Some magnificent news broke this week. Brace yourselves:

In this corner...

... we have the first U.S. trailer for the long-awaited In This Corner Of The World, coming Stateside thanks to Funimation and Shout! Factory.

The original manga is also being released domestically late this year thanks to Seven Seas. Expect discussion of both. My main hope for this film is that it's a step up from director Sunao Katabuchi's Mai Mai Miracle, which was lovely to look at and well-intentioned, but unfocused and confused. (Katabuchi also directed Black Lagoon, but these could not be more radically dissimilar projects.)

For those of you headed to Otakon, it'll be screening there.

Ghibli's comin'

Later this month, Fathom Events will be bringing the first of many Studio Ghibli films to theaters for one-night engagements. This June 25th, we have My Neighbor Totoro, a favorite of mine. See it with a family -- yours, or someone else's, and then grab a copy. If there's any one Ghibli film that you can add to a collection without the slightest hesitation, this is it.

Discotek delights

Go on, I dare you. Name ONE outfit right now that's doing a better job of reissuing the highest of highlights from the early days of anime in the West than Discotek. (Okay, Right Stuf. But still.)

Because Discotek's most recent set of announcements are flabbergasting: both Galaxy Express 999 feature films (me, the Leiji Matsumoto fan, is turning cartwheels), Masaaki Yuasa (Mind Game)'s long-unavailable Kaiba, and Studio 4°C's mind-melting HELLS. I imported the last from Japan on my own and was originally going to review it in fairly short order, but I'm going to hold off until the U.S. version is out, because this is one truly weird piece of work.

Also to be released by Discotek:

Crunch(y) time!

A few catalog titles of note have shown up on Crunchyroll:

Brotherly re-releasing

Gurren Lagann is one of the crown jewels in Aniplex's treasury; small wonder they exercise such tight-fisted control over it and refuse to license it out on physical media to another distributor in the U.S. Those who missed out on grabbing the previous Blu-ray release (for which I spent roughly the gross domestic product of a small country to acquire), take heed: a new box set is set to come out later this year for only (ONLY!) $189 list. I'm betting the actual retail price will be around $130; Aniplex is offering it for $150 direct from their store. And now I have the perfect excuse to circle back to that title, come August.

Pluto -- not goofy

Pluto is not Mickey's dog; it's a retelling of Osamu Tezuka's Astro-Boy, by Naoki (Monster) Urasawa that is to that story the way Batman Begins was to prior Batman incarnations. Apparently there is an as-yet-unannounced anime adaptation of it in the works.

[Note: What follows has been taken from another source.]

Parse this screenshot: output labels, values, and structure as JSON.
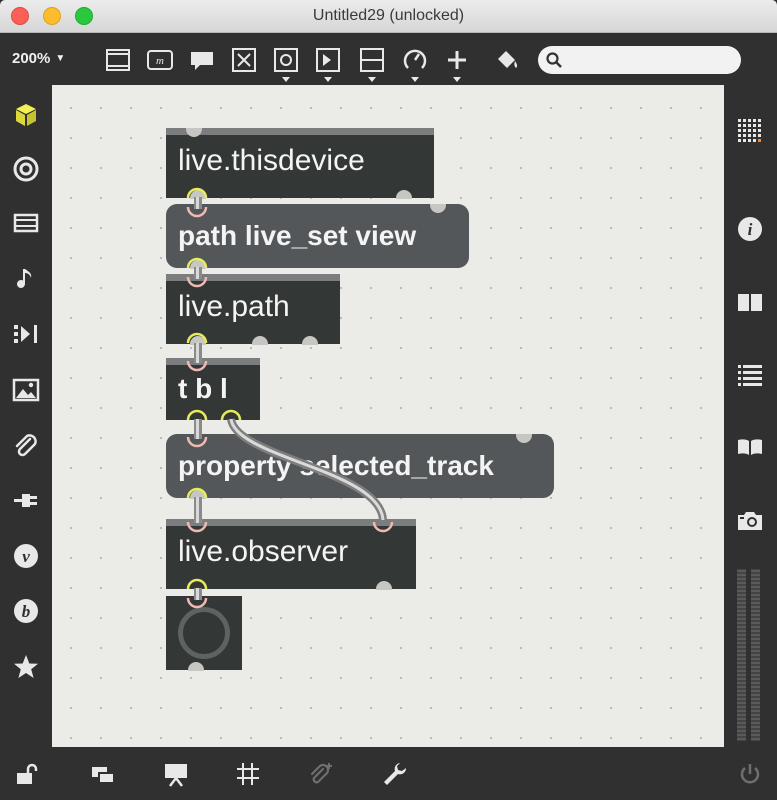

If you haven't yet read Pluto, do it. It exists on a plane that has less to do with a cynical attempt to cash in on the centennial of a celebrated artist, and more to do with taking where that artist's ambitions left off and pushing them into entirely new directions. This project cannot come out soon enough for me.

Big Abe is watching you

Japanese Prime Minister Shinzo Abe has passed controversial legislation that enhances the Japanese government's surveillance powers, in advance of the 2020 Olympics:

Under the bill, terrorist groups or criminal organizations could be punished for the planning of 277 crimes, which range from arson to copyright violation.

... The general public is split on the need for the law, with about 40 percent in favor and the same proportion against it in a Kyodo News poll conducted last month. More than 77 percent said further explanation was needed.

It's not being received well, in big part because its scope is impossibly broad. Merely "planning" a copyright violation -- whatever that means -- could lead to an arrest under the new law.

About the Author

Serdar Yegulalp (@GanrikiDotOrg) is Editor-in-Chief of He has written about anime professionally as the Anime Guide for, and as a contributor to Advanced Media Network, but has also been exploring the subject on his own since 1998.